I once asked a friend who was suffering from some malady or other what he relied on to get better.
‘American chemicals,’ he said.
Sceptical about homeopathy and alternative treatments, I was inclined to agree, but experience has taught me to be less definitive.
Twenty-odd years ago I had a frozen shoulder from coming off a bike at speed. I tried physiotherapy and acupuncture without effect. I was then spending some time with Professor Fred Hollows and he saw me wincing when I mimed a golf shot. He asked me what was wrong and I told him.
‘Leave it alone,’ he growled. ‘It’ll get better of its own accord.’
He was right, but not long after that I had an experience that shook my conviction that time and conventional medicine were the best bet. As I related in an earlier column, I fell into a swimming pool while cleaning it, broke my ankle and incurred a deep cut. This was in high summer at Byron Bay; the cut turned into a tropical ulcer, which I had treated a local clinic. It didn’t get any worse but it didn’t improve. I was telling this to a taxi driver bringing me back from the clinic. He said that his treatment for ulcers was to make a poultice of mashed up comfrey leaves and apply it to the site. Jean got some comfrey ointment from a health foods store. We used it and the ulcer healed quickly in the right way – that is, from the bottom up. We were told by a student of homeopathy that the rapid healing power of comfrey was well known and that care had to be taken not to heal over an infection. I’ve found comfrey effective quite often since.

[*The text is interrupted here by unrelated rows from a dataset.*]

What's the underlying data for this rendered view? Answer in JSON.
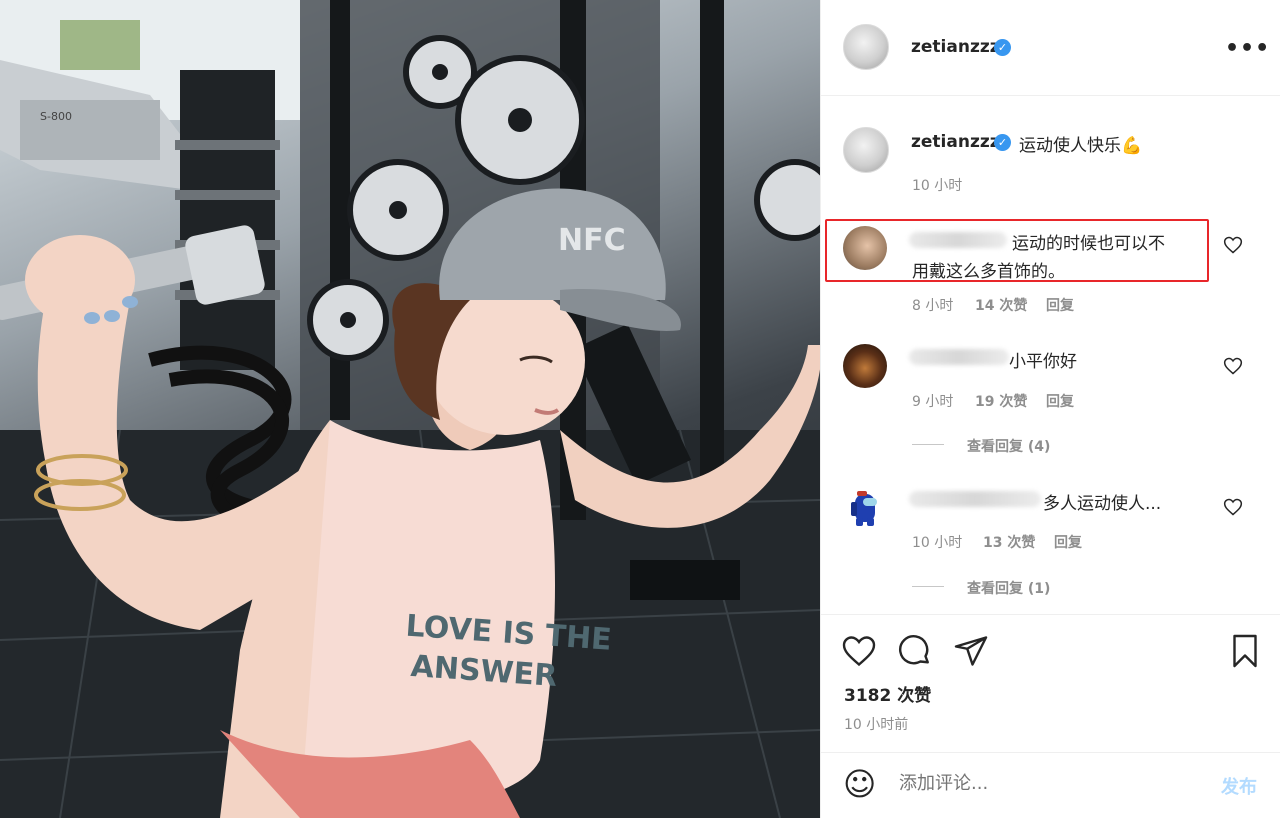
{
  "post": {
    "owner": "zetianzzz",
    "caption": "运动使人快乐💪",
    "caption_time": "10 小时",
    "likes": "3182 次赞",
    "time_ago": "10 小时前",
    "more_label": "•••",
    "verified_mark": "✓"
  },
  "photo": {
    "cap_text": "NFC",
    "shirt_line1": "LOVE IS THE",
    "shirt_line2": "ANSWER",
    "treadmill_label": "S-800"
  },
  "comments": [
    {
      "text_line1": "运动的时候也可以不",
      "text_line2": "用戴这么多首饰的。",
      "time": "8 小时",
      "likes": "14 次赞",
      "reply": "回复"
    },
    {
      "text_line1": "小平你好",
      "time": "9 小时",
      "likes": "19 次赞",
      "reply": "回复",
      "view_replies": "查看回复 (4)"
    },
    {
      "text_line1": "多人运动使人...",
      "time": "10 小时",
      "likes": "13 次赞",
      "reply": "回复",
      "view_replies": "查看回复 (1)"
    }
  ],
  "comment_box": {
    "placeholder": "添加评论...",
    "post_label": "发布",
    "emoji": "☺"
  },
  "colors": {
    "highlight": "#e8262a",
    "verified": "#3897f0",
    "post_disabled": "#b3dbff"
  }
}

As a long-term diabetic I’ve suffered for some years from neurogenic pain in the lower legs, a consequence of poor circulation, and severe calf cramps in the early hours. The cramps often had me whimpering and Jean had to help. A friend told me that her mother used quinine to alleviate cramps. I found that this worked and for years took a quinine tablet every other night. This was frowned on by doctors, as quinine is a poison which can damage the liver and your hearing. One pharmacist indeed refused to dispense it even though I had a prescription.
I was told that the only medication for neurogenic pain carried unpleasant side effects. The only treatment was to maintain good glucose control, keep the legs warm in bed and elevate them as much as much as possible during the day.
And this I endured but all this changed a year ago when Jean and I moved to Earlwood. Jean found a Chinese masseuse and suggested that I try massage for my troublesome lower legs. I overcame my scepticism and after very few sessions the neurogenic pain disappeared and I was able to stop taking quinine with no cramps resulting. I became a grateful convert to massage and, inadvertently, had the chance to put it to the test.
As I’ve written, I was in hospital for nine weeks – no massage – and the neurogenic pain returned, with twinges of cramp. I’ve now resumed and increased the massage sessions. The pain is coming under control and there are no signs of cramp. Bravo!
But if I catch a cold and begin to cough I’m still likely to pop a pill rather than try a Chinese herbal mixture.